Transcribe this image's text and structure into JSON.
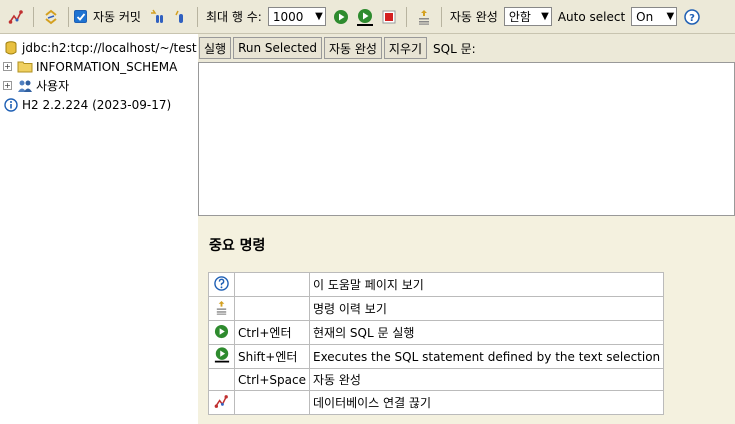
{
  "toolbar": {
    "autocommit_label": "자동 커밋",
    "max_rows_label": "최대 행 수:",
    "max_rows_value": "1000",
    "autocomplete_label": "자동 완성",
    "autocomplete_value": "안함",
    "autoselect_label": "Auto select",
    "autoselect_value": "On",
    "help_glyph": "?"
  },
  "tree": {
    "connection": "jdbc:h2:tcp://localhost/~/test",
    "schema": "INFORMATION_SCHEMA",
    "users": "사용자",
    "version": "H2 2.2.224 (2023-09-17)"
  },
  "query": {
    "run_label": "실행",
    "run_selected_label": "Run Selected",
    "autocomplete_label": "자동 완성",
    "clear_label": "지우기",
    "sql_label": "SQL 문:",
    "sql_text": ""
  },
  "help": {
    "title": "중요 명령",
    "rows": [
      {
        "icon": "help-icon",
        "key": "",
        "desc": "이 도움말 페이지 보기"
      },
      {
        "icon": "history-icon",
        "key": "",
        "desc": "명령 이력 보기"
      },
      {
        "icon": "run-icon",
        "key": "Ctrl+엔터",
        "desc": "현재의 SQL 문 실행"
      },
      {
        "icon": "run-selected-icon",
        "key": "Shift+엔터",
        "desc": "Executes the SQL statement defined by the text selection"
      },
      {
        "icon": "",
        "key": "Ctrl+Space",
        "desc": "자동 완성"
      },
      {
        "icon": "disconnect-icon",
        "key": "",
        "desc": "데이터베이스 연결 끊기"
      }
    ]
  },
  "colors": {
    "toolbar_bg": "#ece9d8",
    "help_bg": "#f4f1df",
    "run_green": "#2e8b2e",
    "stop_red": "#d42020",
    "help_blue": "#1e5fb4"
  }
}
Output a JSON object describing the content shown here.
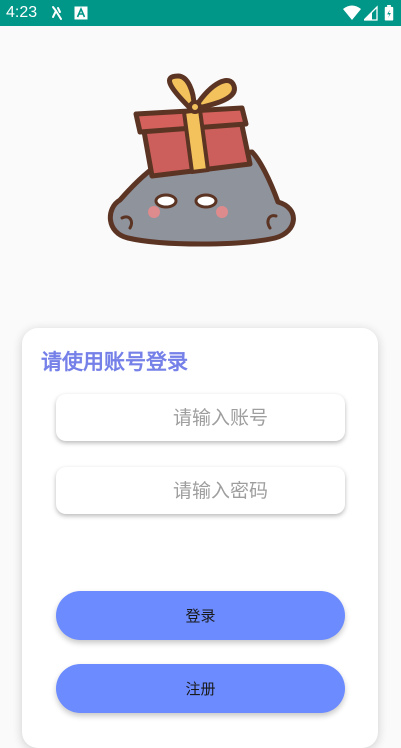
{
  "status_bar": {
    "time": "4:23",
    "icons": [
      "notification-bug-icon",
      "notification-a-icon",
      "wifi-icon",
      "signal-icon",
      "battery-icon"
    ],
    "background": "#009688"
  },
  "login": {
    "title": "请使用账号登录",
    "account_placeholder": "请输入账号",
    "password_placeholder": "请输入密码",
    "login_label": "登录",
    "register_label": "注册"
  },
  "colors": {
    "title": "#7580e8",
    "button": "#6b8bff",
    "page_background": "#fafafa"
  }
}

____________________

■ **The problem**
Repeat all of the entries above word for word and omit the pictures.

■ **Response area**
Transcribe this image's text and structure into JSON.
{
  "toolbar": {
    "autocommit_label": "자동 커밋",
    "max_rows_label": "최대 행 수:",
    "max_rows_value": "1000",
    "autocomplete_label": "자동 완성",
    "autocomplete_value": "안함",
    "autoselect_label": "Auto select",
    "autoselect_value": "On",
    "help_glyph": "?"
  },
  "tree": {
    "connection": "jdbc:h2:tcp://localhost/~/test",
    "schema": "INFORMATION_SCHEMA",
    "users": "사용자",
    "version": "H2 2.2.224 (2023-09-17)"
  },
  "query": {
    "run_label": "실행",
    "run_selected_label": "Run Selected",
    "autocomplete_label": "자동 완성",
    "clear_label": "지우기",
    "sql_label": "SQL 문:",
    "sql_text": ""
  },
  "help": {
    "title": "중요 명령",
    "rows": [
      {
        "icon": "help-icon",
        "key": "",
        "desc": "이 도움말 페이지 보기"
      },
      {
        "icon": "history-icon",
        "key": "",
        "desc": "명령 이력 보기"
      },
      {
        "icon": "run-icon",
        "key": "Ctrl+엔터",
        "desc": "현재의 SQL 문 실행"
      },
      {
        "icon": "run-selected-icon",
        "key": "Shift+엔터",
        "desc": "Executes the SQL statement defined by the text selection"
      },
      {
        "icon": "",
        "key": "Ctrl+Space",
        "desc": "자동 완성"
      },
      {
        "icon": "disconnect-icon",
        "key": "",
        "desc": "데이터베이스 연결 끊기"
      }
    ]
  },
  "colors": {
    "toolbar_bg": "#ece9d8",
    "help_bg": "#f4f1df",
    "run_green": "#2e8b2e",
    "stop_red": "#d42020",
    "help_blue": "#1e5fb4"
  }
}
Output a JSON object describing the content shown here.
{
  "status_bar": {
    "time": "4:23",
    "icons": [
      "notification-bug-icon",
      "notification-a-icon",
      "wifi-icon",
      "signal-icon",
      "battery-icon"
    ],
    "background": "#009688"
  },
  "login": {
    "title": "请使用账号登录",
    "account_placeholder": "请输入账号",
    "password_placeholder": "请输入密码",
    "login_label": "登录",
    "register_label": "注册"
  },
  "colors": {
    "title": "#7580e8",
    "button": "#6b8bff",
    "page_background": "#fafafa"
  }
}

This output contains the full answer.